‍    By the Muromachi period (1336-1575), even as the courtly world of the nobility was overshadowed by the military world of the shoguns, the fashions of the aristocrats often seeped into the culture of the samurai class. The custom of endowing a bride-to-be with a set of shells was one such custom, although the octagonal gold and inlaid lacquer boxes might instead be made of polished black lacquer with an elegantly simple family crest. The sets of shells had a prominent place in the ceremonial procession from a bride’s family home to that of her new husband. The chief retainer of the bride’s father oversaw transporting the tubs and presented them to the groom’s family in an evening ceremony known as the kai oke watashi(貝桶渡し)the “presenting of the shell tubs.”


Women and clamshells


Is it an accident that clams became so closely associated with women? The sexual innuendo that compares a clam with female genitalia hardly needs mention. In other ways too, clams and their shells whispered to women alone. Failing to match the shells too many times was thought to hint at a possible moral failure. In this way, for the girls who played, the shells were perhaps more than just a game. “A virtuous woman does not give herself twice” was one of the moral injunctions for women of the samurai class. In other words, like the shells, which have one match and one only, a woman should cleave to her husband, even when widowed. The shells were the perfect symbolic embodiment of this injunction.

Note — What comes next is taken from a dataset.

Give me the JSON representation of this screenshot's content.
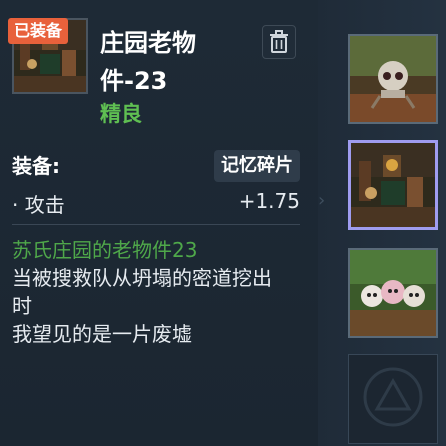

During the Edo period (1603-1868), the elaborate tubs of shells may have been de rigueur dowry items for the wealthy, but their symbolism was too valuable to limit to the upper classes alone. Miniature replicas of the shell tubs became standard items in the set of figures for the Girls’ Day array of imperial dolls and courtiers. They are still seen today as essential parts of these displays. More recently, some modern/traditional wedding ceremonies have now incorporated an exchange of painted half shells as part of the ceremony, in which bride and groom take up the shells and pair them in front of guests. Renditions of painted shells and their tubs are also a popular felicitous motif in kimono and ceramic design.

‍   At present, one can find scattered random painted shells in antique shops, homes, and even E-bay. Full antique sets are extremely rare. Most modern Japanese mistakenly think that the shell matching game involved matching the painted images, rather than the natural outside of the shell. In 1999, when I was in Kyoto doing research for The Tale of Murasaki, I was able to attend a gathering sponsored by the local Murasaki Shikibu Appreciation Society, in which we were taught to play the full 360-count shell traditional game. All the ladies (it was an entirely female group) appeared surprised that we were expected to use the natural shell backs as the basis of comparison. All of a sudden, what had seemed a childish amusement, no matter how lovely, became a difficult challenge.







Author holding what appears to be a failed match…